Young’s probably not a starting-caliber NBA player. But Young has been an integral part of winning teams at Florida, he’s hard-working, he’s been well-coached, he’s defensive-minded, he’s strong, he’s athletic and he plays hard and with intensity. Anyone the Pistons take in the second round won’t necessarily be a lock to make the roster, so they could do worse than taking a player like Young, who will undoubtedly work and push everyone in the summer and in camp for a spot. And if he does make the team, his ability to defend might eventually allow him to break into a rotation that includes too few players who are adequate defensively at this point.
Also, the Pistons once had an offensively-limited center who was great defensively, was a monster in the weight room and was extremely hard-working. That profile resulted in a pretty successful NBA career for Ben Wallace, so if Young is going to follow a best-case scenario, that might be the guy to model. Young has light years to go as a rebounder and shot blocker before the Wallace comparison is close to apt, but their physiques, athleticism and defensive ability make them somewhat comparable if absolutely everything goes right for Young at the next level.

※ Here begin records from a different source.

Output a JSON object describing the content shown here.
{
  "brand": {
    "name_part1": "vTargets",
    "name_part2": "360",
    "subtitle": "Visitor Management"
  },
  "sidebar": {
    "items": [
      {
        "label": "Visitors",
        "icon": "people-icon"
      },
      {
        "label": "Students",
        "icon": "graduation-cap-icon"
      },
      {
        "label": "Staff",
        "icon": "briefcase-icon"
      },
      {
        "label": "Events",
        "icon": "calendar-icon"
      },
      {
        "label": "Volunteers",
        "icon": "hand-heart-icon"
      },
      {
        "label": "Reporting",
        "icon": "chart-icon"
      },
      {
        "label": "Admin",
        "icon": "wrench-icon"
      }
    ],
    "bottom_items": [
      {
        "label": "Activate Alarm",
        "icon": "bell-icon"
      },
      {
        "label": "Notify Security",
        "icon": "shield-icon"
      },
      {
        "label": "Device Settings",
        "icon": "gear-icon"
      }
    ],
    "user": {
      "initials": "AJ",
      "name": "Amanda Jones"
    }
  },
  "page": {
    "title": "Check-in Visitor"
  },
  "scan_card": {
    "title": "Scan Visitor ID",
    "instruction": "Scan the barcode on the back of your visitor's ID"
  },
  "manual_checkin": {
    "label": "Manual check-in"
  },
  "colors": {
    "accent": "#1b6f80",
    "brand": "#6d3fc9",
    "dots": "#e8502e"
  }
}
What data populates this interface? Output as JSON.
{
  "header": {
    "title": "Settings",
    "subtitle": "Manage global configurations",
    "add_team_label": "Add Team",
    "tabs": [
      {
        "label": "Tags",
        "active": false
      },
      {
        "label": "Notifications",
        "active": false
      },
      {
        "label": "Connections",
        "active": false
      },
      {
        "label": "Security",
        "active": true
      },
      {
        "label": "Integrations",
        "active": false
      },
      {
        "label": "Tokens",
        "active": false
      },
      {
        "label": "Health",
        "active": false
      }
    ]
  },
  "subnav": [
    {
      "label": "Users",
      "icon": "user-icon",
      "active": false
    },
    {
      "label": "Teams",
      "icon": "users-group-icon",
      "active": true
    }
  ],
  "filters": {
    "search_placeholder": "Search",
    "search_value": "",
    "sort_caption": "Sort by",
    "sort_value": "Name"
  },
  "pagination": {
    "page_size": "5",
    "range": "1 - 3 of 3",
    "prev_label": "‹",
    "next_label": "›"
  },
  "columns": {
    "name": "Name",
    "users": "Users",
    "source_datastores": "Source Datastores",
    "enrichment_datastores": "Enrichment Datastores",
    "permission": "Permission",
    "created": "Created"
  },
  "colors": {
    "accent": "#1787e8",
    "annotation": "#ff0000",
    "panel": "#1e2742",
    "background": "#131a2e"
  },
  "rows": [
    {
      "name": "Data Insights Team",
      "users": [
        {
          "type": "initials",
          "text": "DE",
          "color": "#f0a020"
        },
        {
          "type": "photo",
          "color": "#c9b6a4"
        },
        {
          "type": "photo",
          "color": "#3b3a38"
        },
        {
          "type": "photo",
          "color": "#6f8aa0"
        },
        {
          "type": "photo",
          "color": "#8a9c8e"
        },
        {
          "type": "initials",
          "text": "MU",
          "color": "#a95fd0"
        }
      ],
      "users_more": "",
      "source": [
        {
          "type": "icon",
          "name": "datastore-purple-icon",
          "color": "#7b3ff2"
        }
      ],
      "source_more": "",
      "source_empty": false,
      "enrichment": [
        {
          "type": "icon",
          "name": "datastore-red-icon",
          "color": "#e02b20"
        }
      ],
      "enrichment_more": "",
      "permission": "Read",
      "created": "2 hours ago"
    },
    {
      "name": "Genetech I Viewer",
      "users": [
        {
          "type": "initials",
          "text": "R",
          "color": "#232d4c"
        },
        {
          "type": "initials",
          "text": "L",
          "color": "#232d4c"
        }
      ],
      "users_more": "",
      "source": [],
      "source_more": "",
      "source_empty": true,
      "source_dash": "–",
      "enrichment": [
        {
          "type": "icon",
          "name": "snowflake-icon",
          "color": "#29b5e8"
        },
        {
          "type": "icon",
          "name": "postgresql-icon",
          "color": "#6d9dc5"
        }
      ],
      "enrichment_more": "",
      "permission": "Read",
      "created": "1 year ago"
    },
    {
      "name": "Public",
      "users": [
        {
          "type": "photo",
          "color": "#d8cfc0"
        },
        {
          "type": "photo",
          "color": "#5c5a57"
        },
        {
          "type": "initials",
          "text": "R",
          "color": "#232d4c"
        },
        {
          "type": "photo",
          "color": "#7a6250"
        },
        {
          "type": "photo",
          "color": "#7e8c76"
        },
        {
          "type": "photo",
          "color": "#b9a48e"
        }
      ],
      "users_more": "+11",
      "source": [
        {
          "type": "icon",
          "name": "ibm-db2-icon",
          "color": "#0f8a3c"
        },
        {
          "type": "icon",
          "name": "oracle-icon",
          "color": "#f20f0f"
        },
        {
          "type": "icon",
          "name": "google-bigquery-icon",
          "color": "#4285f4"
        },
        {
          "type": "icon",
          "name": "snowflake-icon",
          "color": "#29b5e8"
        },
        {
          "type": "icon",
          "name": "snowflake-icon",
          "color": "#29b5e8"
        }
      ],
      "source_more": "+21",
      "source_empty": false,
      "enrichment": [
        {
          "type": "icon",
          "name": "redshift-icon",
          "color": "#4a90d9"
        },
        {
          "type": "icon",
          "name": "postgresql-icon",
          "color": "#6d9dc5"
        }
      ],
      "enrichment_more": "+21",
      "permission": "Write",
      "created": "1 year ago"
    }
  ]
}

Doesn’t fit with the Pistons because …
Young was remarkably consistent during his four years at Florida. That’s both a testament to his readiness for college basketball right out of high school and a red flag that he may already be close to maximizing his upside as a prospect. In a deep draft, the Pistons should be picking low enough in the second round that prospects with more upside still should be available. Young might be a good test case for whoever the Pistons’ new regime ends up being — do they go with a surer, albeit more limited, prospect like Young in the second round or do they go after a less productive, high risk/high reward player with more upside?
From the Experts
Young does nothing flashy, but he has an NBA body, is a warrior in the paint, plays great defense and rarely makes mistakes. He’s never going to be a scorer (though he has improved in that area), but he has the makings of a decent backup big in the NBA.
Defensively, Young’s physical tools alone – his top-tier explosiveness, strength, lateral quickness, and length, in particular – allow him to be a competitive defender at this level, even if he is undersized for the NBA center position. Luckily, he also shows solid focus and energy on defense, guarding a variety of variety of NBA caliber post players and doing a fairly good job of holding his position and denying his man the ball. He is not outstanding guarding perimeter oriented big men, where he oftentimes fails to maintain his stance when taken off the dribble and struggles to close out on shooters. He also could stand to improve guarding the pick-and-roll, as he sometimes loses track of his man and allows open jump shots.